CD4 and CD8 cells are types of lymphocytes that are part of the human’s immune system.  Sick people with AIDS or HIV positive are normally deficient in the number of CD4 while CD8 is increased.

The researcher said that is why the measurement of these cells helps doctors determine the mechanisms of retroviral in patient and disease progression.

The results in the laboratory study group showed an increase in the number of CD4, with respect to the results of the first analysis, and decreased CD8, which is favorable compared to retroviral treatments, said the biologist...

Friday, April 22, 2016

NPR Podcast: How to Use Products of the Bee Hive for Healing

NPR, 4/14/2016

You may not think of bees as domestic animals, but any beekeeper would set you straight. Bees range far and wide when they forage for nectar and pollen, but they return home to the bee hive. Products of the hive have long been used for healing.

Healing with Products of the Bee Hive: We get updates on bee venom therapy, also known as apipuncture. We hear how bee stings can be used to ease the hard-to-treat pain of post-herpetic neuralgia. Our guest experts also describe how to use other products of the bee hive such as honey, propolis and royal jelly from the complementary perspectives of a physician and a beekeeper.

This Week's Guests: Andrew Kochan, MD, practices physical medicine, rehabilitation and prolotherapy in Los Angeles. He is director of the Institute for Healing Arts Research and past president of the American Apitherapy Society.

Thursday, April 21, 2016

Propolis May Be Used in Root Canals

Application of chitosan and propolis in endodontic treatment: a review

Mini Rev Med Chem. 2016 Apr 18

Chitosan and propolis are natural substances that can be commonly found in the environment. Chitosan is one of several cationic polysaccharides found in nature. It is a natural biopolymer transformed from chitin which is a product of crustacean shells.

Propolis is produced by honeybees through mixing the secretions of their hypopharyngeal glands with the digested product of resins collected from plants. Due to their excellent chemical and biological properties, chitosan and propolis arouse keen interest in dental science, including endodontics.

There are various possibilities for applying propolis and chitosan based medicaments in endodontic treatment of root canals, and what is particularly emphasized is their potential effectiveness against resistant microorganisms such as E. faecalis and C. albicans, as well as biocompatible to the periapical tissues in comparison with the most commonly used agents They aim at microflora that is difficult to eliminate, and their medicinal properties, including anti-inflammatory, antifungal and antiseptic properties, make them suitable for use in endodontic treatment.

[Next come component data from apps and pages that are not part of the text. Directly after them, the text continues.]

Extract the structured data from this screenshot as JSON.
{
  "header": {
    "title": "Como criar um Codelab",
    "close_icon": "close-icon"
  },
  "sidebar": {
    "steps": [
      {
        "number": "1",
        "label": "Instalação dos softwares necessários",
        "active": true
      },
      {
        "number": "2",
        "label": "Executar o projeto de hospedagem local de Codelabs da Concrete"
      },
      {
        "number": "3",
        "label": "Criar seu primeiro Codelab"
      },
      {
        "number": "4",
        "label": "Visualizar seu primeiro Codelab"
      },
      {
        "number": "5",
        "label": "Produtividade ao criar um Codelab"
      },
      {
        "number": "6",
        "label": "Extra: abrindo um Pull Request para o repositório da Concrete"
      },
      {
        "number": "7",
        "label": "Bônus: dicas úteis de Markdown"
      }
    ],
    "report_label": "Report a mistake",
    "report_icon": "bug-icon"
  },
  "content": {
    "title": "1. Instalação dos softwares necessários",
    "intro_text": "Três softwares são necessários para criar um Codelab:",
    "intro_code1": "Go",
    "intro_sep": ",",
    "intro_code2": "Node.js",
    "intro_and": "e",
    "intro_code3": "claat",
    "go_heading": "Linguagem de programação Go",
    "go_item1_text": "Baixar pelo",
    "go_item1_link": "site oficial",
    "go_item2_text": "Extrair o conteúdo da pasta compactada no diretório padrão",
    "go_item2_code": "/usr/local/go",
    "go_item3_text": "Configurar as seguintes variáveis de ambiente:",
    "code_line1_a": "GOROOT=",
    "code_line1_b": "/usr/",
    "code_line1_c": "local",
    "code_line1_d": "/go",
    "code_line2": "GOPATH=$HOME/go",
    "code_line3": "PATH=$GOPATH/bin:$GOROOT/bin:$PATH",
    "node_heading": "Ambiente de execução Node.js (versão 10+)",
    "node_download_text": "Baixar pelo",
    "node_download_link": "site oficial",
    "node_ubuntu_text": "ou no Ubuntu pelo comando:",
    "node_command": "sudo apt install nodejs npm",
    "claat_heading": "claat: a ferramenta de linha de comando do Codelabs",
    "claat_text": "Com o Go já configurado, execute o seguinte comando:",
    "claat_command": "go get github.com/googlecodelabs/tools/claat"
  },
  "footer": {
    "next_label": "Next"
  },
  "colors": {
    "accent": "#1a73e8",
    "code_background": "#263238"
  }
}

Due to potential side effects of commonly used synthetic drugs and other safety related reasons, natural alternatives for endodontic usage are continuously explored and tested. The paper presents the possibilities for applying propolis and chitosan in endodontic treatment on the basis of chosen articles published in recent years.